Spring Logan was there from the beginning. She was the first everything and I thought she was all there was. She was beauty. She was sunlight cascading through her hair. She was the smell of flowers and the energy of youth.
But being with her wasn’t always easy, because knowing her meant putting up with Storm.
Storm Logan wasn’t a 24/7 issue. Sometimes, maybe even most of the time, she was out of our way and I could enjoy my time with Spring, unabated. But when she did show up, there were thunderclaps right in my ear, and for no apparent reason.
“What did I do?” I asked Spring.
But Spring just shrugged. “She’s just like that, is all. It’s not you, it’s just a natural thing.”
I kept wondering how it could be that Spring and Storm could coexist like they did and yet be so different in their temperaments.
“It’s just who we are,” said Spring.
But any time Storm would come over, she’d bring havoc and leave devastation in her wake. I started to fear every day every night she might come, the things she would say, the fires she might light. “I can’t take this anymore,” I told Spring. “I can’t take her being here.”
Spring was sad, but she nodded and she smiled, and for several weeks, we didn’t see or hear from her sister. She stayed away, wrought her mayhem elsewhere, and I was safe.
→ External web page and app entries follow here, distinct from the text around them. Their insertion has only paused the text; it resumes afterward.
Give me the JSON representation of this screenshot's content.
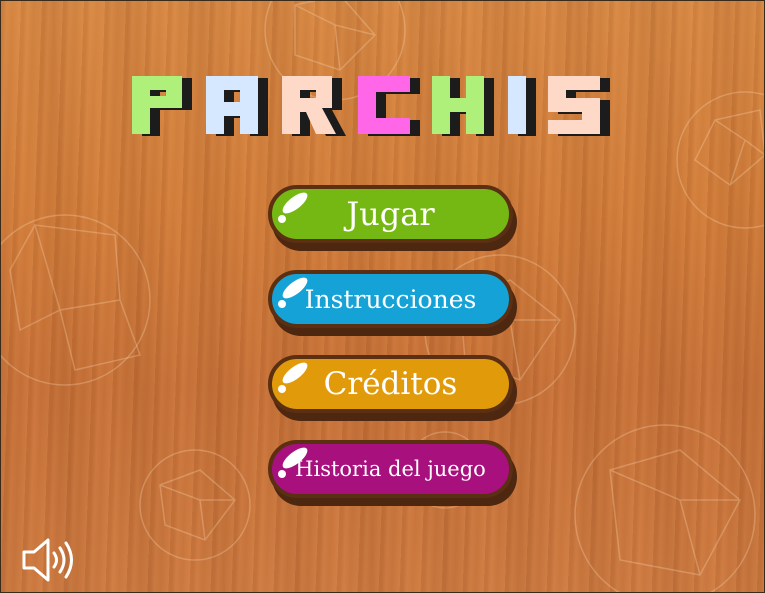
{
  "title": {
    "letters": [
      "P",
      "A",
      "R",
      "C",
      "H",
      "I",
      "S"
    ],
    "colors": [
      "#aef07a",
      "#d6e8ff",
      "#ffd9c8",
      "#ff66e8",
      "#aef07a",
      "#d6e8ff",
      "#ffd9c8"
    ]
  },
  "menu": {
    "play_label": "Jugar",
    "instructions_label": "Instrucciones",
    "credits_label": "Créditos",
    "history_label": "Historia del juego"
  },
  "colors": {
    "play": "#76b813",
    "instructions": "#15a2d6",
    "credits": "#e19b0a",
    "history": "#a8107e",
    "button_border": "#5a2f12",
    "wood": "#d47f3c"
  },
  "icons": {
    "sound": "speaker-on-icon"
  }
}
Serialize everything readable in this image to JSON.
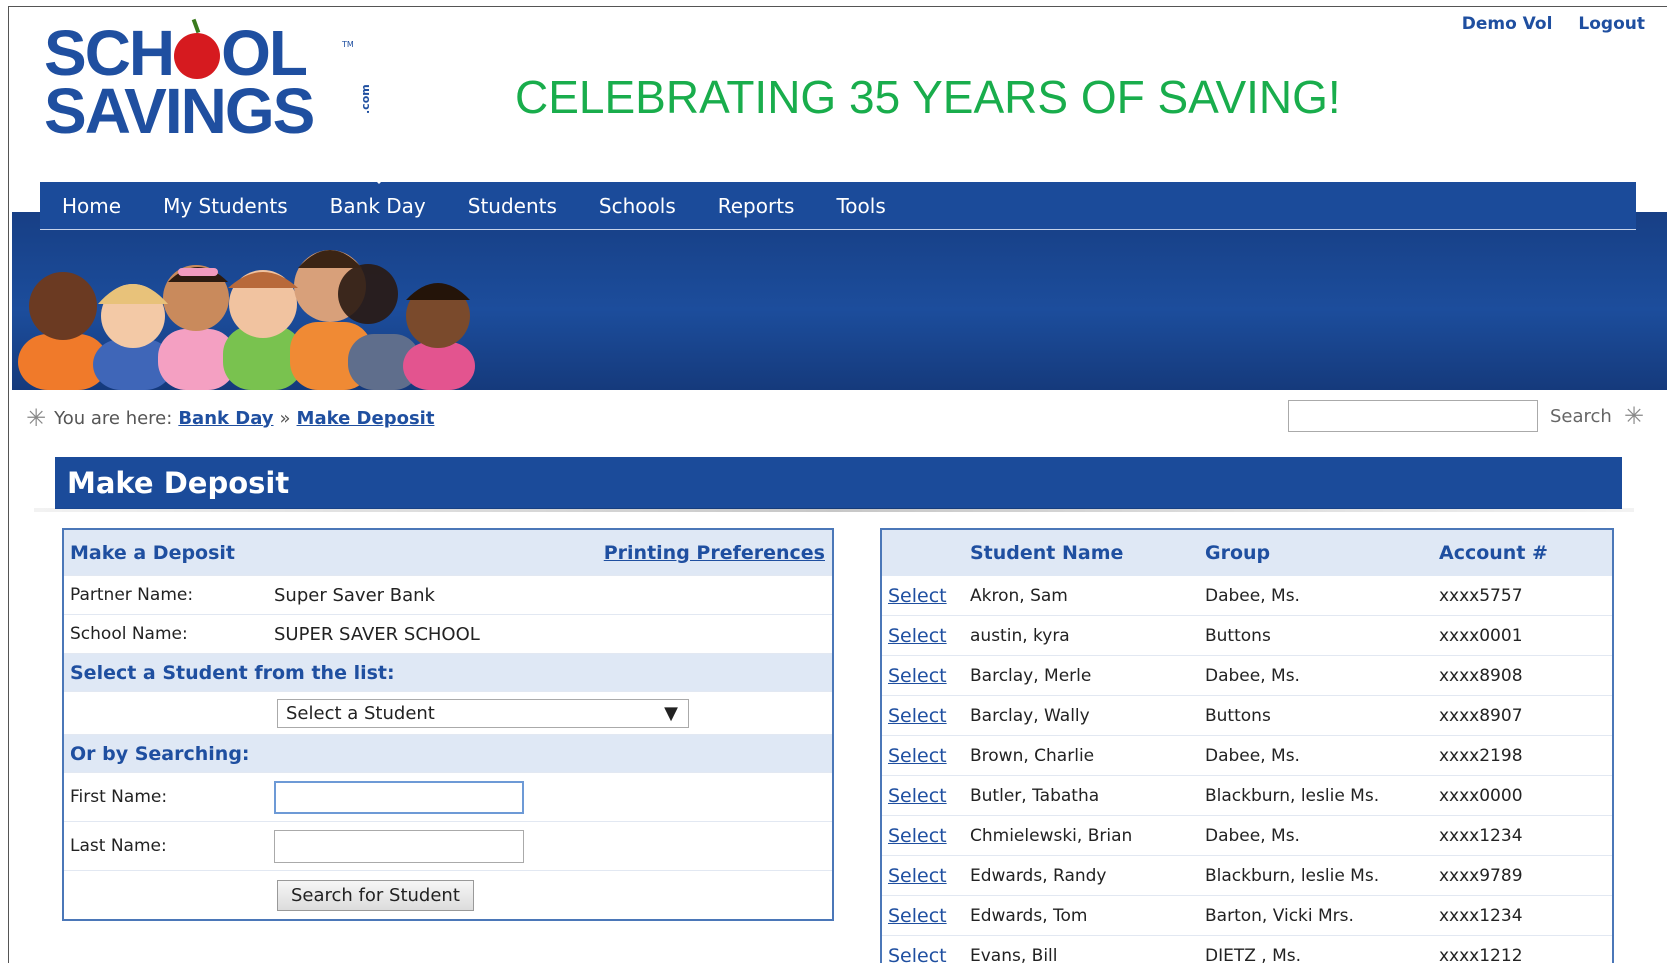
{
  "header": {
    "logo_line1": "SCH",
    "logo_line1_end": "OL",
    "logo_line2": "SAVINGS",
    "logo_com": ".com",
    "logo_tm": "TM",
    "tagline": "CELEBRATING 35 YEARS OF SAVING!",
    "user_link": "Demo Vol",
    "logout_link": "Logout"
  },
  "nav": {
    "items": [
      "Home",
      "My Students",
      "Bank Day",
      "Students",
      "Schools",
      "Reports",
      "Tools"
    ],
    "active": "Bank Day"
  },
  "breadcrumb": {
    "prefix": "You are here:",
    "items": [
      "Bank Day",
      "Make Deposit"
    ],
    "separator": "»"
  },
  "search": {
    "label": "Search",
    "value": ""
  },
  "section_title": "Make Deposit",
  "deposit_form": {
    "title": "Make a Deposit",
    "printing_link": "Printing Preferences",
    "partner_label": "Partner Name:",
    "partner_value": "Super Saver Bank",
    "school_label": "School Name:",
    "school_value": "SUPER SAVER SCHOOL",
    "select_heading": "Select a Student from the list:",
    "select_value": "Select a Student",
    "search_heading": "Or by Searching:",
    "first_name_label": "First Name:",
    "first_name_value": "",
    "last_name_label": "Last Name:",
    "last_name_value": "",
    "search_button": "Search for Student"
  },
  "student_table": {
    "columns": [
      "",
      "Student Name",
      "Group",
      "Account #"
    ],
    "select_label": "Select",
    "rows": [
      {
        "name": "Akron, Sam",
        "group": "Dabee, Ms.",
        "account": "xxxx5757"
      },
      {
        "name": "austin, kyra",
        "group": "Buttons",
        "account": "xxxx0001"
      },
      {
        "name": "Barclay, Merle",
        "group": "Dabee, Ms.",
        "account": "xxxx8908"
      },
      {
        "name": "Barclay, Wally",
        "group": "Buttons",
        "account": "xxxx8907"
      },
      {
        "name": "Brown, Charlie",
        "group": "Dabee, Ms.",
        "account": "xxxx2198"
      },
      {
        "name": "Butler, Tabatha",
        "group": "Blackburn, leslie Ms.",
        "account": "xxxx0000"
      },
      {
        "name": "Chmielewski, Brian",
        "group": "Dabee, Ms.",
        "account": "xxxx1234"
      },
      {
        "name": "Edwards, Randy",
        "group": "Blackburn, leslie Ms.",
        "account": "xxxx9789"
      },
      {
        "name": "Edwards, Tom",
        "group": "Barton, Vicki Mrs.",
        "account": "xxxx1234"
      },
      {
        "name": "Evans, Bill",
        "group": "DIETZ , Ms.",
        "account": "xxxx1212"
      }
    ]
  },
  "colors": {
    "brand_blue": "#1b4b9a",
    "tagline_green": "#19ad4c",
    "header_row_bg": "#dfe8f5"
  }
}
But I saw Spring lose her lustre. I saw the color drain out of her face. I would try to coax her out, but after a while, she barely even spoke. She didn’t even cry.
“What can I do for you?” I asked her.
She didn’t even have to answer. That was when I knew that Spring wouldn’t spring without Storm, that all the devastation was like putty in her hands she used to shape her sweetness. Without Storm, Spring was dry and barren, withdrawn. She was not herself.
So I called up Storm and stood and waited for thunder.
It’s been quite some time since I last saw Spring, but she left me with a bang and not a whimper and while I do not miss her Storm-dependency, I wish her well and acknowledge that she is better off with her than she was with just me.